Published on August 20th, 2011 | by Guest Contributor3
Why should we buy sustainable furniture
We’re all trying to do the right thing across the country. We recycle bottles, paper and cans, we bring reusable shopping bags to the grocery, and we even buy fuel-efficient cars. Basically, most of us know the routines and are very diligent about making a difference.
But we may have overlooked one thing. Household furniture. In fact, it’s probably the biggest “green” offender in our lives. Part of the reason it gets overlooked, is that most of us don’t even think about furniture as contributing to our sustainable or “green” lifestyles. Or maybe it’s because we don’t know what sustainable furniture is.
So, what should we look for when buying sustainable furniture?
First, let’s start with three furniture focus features:
1. Recycled/reclaimed furniture is not the kind you find abandoned along the side of the road. It’s actually new furniture made from old wood beams, wood from deconstructed buildings and even old orchards. This wood has already served a useful life, and now it’s getting a chance to be productive yet again. Sometimes it’s from a salvaged 1800s warehouse, other times it’s from hevea “rubber trees” that have passed their useful productive life. Pretty resourceful, you could say.
2. Furniture from sustainable materials is found in the best of modern wood furniture-making practices. At its core is the concept of harvesting wood in balance. You mill what you sew. Wood plantations do this worldwide, if they’re responsible. Certain mahogany from west, central and east Africa is plantation grown and harvested sustainably. But mahogany from Honduras and Cuba may not be using sustainable practices. That’s why savvy furniture makers check their sources and their sources’ sources.

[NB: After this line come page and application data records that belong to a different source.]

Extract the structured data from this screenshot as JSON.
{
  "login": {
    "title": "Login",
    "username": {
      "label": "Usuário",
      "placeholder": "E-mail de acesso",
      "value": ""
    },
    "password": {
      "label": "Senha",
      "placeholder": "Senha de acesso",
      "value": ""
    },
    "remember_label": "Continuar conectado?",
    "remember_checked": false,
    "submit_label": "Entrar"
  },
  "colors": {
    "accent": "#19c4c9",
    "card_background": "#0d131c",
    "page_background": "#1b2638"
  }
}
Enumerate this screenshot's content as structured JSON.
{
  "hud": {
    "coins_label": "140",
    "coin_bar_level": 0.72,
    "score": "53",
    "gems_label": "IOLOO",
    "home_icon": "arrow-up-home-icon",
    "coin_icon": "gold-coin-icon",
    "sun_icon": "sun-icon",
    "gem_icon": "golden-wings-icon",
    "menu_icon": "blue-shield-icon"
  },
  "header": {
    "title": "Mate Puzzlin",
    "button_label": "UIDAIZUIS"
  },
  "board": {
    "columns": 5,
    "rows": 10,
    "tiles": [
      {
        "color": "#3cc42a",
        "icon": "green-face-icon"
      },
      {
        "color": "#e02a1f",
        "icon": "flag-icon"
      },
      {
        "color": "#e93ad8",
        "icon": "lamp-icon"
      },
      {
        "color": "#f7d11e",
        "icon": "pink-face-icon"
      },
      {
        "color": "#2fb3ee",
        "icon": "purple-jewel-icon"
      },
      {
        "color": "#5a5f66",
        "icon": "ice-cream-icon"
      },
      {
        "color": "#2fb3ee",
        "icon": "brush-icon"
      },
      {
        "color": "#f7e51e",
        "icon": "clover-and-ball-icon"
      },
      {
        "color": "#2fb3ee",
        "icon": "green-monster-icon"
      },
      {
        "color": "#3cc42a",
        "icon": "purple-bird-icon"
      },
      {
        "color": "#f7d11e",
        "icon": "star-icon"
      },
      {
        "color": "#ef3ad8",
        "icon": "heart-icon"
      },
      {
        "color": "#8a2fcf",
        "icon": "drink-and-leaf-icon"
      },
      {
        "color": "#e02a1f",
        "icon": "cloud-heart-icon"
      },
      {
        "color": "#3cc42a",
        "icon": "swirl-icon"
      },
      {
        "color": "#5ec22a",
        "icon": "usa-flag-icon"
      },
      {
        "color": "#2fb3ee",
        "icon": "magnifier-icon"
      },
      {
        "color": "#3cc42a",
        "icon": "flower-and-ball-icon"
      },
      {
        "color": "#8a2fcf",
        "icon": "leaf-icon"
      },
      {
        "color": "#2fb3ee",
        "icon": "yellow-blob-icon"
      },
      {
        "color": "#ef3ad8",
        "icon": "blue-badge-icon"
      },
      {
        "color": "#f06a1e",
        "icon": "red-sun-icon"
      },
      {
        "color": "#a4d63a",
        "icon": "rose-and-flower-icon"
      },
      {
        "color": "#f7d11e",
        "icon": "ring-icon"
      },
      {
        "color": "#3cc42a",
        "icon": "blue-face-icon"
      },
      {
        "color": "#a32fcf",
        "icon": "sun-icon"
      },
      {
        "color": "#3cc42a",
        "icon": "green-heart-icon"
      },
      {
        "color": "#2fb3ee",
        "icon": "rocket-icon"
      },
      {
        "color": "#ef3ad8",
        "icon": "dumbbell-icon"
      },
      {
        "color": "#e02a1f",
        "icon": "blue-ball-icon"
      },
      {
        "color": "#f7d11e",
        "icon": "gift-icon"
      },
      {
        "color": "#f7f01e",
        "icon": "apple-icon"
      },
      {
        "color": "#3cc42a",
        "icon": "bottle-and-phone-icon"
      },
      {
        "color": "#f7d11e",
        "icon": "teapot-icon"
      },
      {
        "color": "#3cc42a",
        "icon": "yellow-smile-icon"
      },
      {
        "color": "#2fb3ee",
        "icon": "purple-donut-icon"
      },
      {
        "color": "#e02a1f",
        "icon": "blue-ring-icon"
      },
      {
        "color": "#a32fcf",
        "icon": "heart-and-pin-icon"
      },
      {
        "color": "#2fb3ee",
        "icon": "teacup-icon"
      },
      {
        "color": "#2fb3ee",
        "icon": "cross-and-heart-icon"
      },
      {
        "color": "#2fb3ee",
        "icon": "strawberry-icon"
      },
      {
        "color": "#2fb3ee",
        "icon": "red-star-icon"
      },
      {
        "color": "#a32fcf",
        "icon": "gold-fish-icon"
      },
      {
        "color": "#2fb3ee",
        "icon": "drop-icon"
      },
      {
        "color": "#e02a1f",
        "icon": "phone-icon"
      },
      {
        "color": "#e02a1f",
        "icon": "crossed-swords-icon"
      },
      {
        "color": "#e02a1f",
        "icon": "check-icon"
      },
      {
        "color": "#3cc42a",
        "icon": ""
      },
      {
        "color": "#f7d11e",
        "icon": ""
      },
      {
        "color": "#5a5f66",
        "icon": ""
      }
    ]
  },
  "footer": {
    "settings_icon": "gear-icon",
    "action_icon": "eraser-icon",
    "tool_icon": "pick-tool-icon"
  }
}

In furniture, bamboo’s currently the king of sustainable wood – okay, it’s actually a grass. It keeps its root structure after being harvested, re-grows quickly, and can be as hard as rock maple. Often, bamboo species like Moso are cut into thin strips and laminated, so they even look like maple. Traditional hardwood furniture favorites like cherry, walnut and maple are now farmed sustainably and readily available to environmentally conscientious furniture makers. These desirable woods have the color, grain and durability that makes them top choices.
3. Furniture longevity math? Here’s how it works. Say you buy an inexpensive bed. On average, Americans move about every 5 years. So in 10 years, you’ve moved twice, and chances are, if the bed was made with particle board, or inexpensive hardware, or if you have kids, that bed may have suffered an injury from which it can’t recover. Most low cost furniture is pretty hard to repair. So out it goes. And the cycle begins again.
In a furniture-owning lifetime from age 20 to 70, you could do this cycle 5 times. So five times you’ve driven, shopped, shopped and driven some more, bought, paid for delivery, assembled, thrown away box and styrofoam, used, then disposed of your economical beds. And when you’re done, you have piles of wood, cardboard and styrofoam you’ve contributed to the landfill, and a net furniture worth of zip.
Then, what should we avoid when buying furniture?
Avoid furniture made with toxic materials like particle board and other pressed woods. Did you know that they often have high formaldehyde levels? These can cause health risks, especially for young kids. Some thoughtless furniture makers even use vinyl, paints, finishes and adhesives that cause indoor air pollution. Not good.
Also, avoid foreign imports. Furniture manufacturing is often done offshore now, where regulations are different than in America. China now has over 1/3 of the world trade in furniture. That raises a lot of concerns, and certainly adds to the shipping fuel consumption worldwide, making it less eco-friendly.
How do you make furniture buying more sustainable then?
Buy well crafted, hardwood furniture that will last a lifetime that becomes an investment. This is what Europeans do, we’re told. And it’s the only way there will be any new American antiques in 100 years. Plus, the 50 year throwaway cycle doesn’t stop with you. Your kids can inherit it too. Or they can inherit good furniture, and you have 100 years of skipping the whole wasteful mess.
Also buy intelligently crafted, well built American furniture, created from sustainably harvested hardwoods like the ones mentioned above.
Owning really nice sustainable furniture is, well, really nice. It saves time, money, assembly, energy and dump fees. It takes a little forethought but it should be the only option when buying furniture, because it’s the responsible thing to do.
Guest Writer Theresa Schneider has been in the fine furniture business for 21 years as co-owner of McKinnon Furniture in Seattle, WA. She assists in designing the company’s line of custom wood furniture and works with local artists to promote their work in showroom displays. McKinnon is known for its handcrafted furniture pieces in classic and Asian styles, made by local artisans.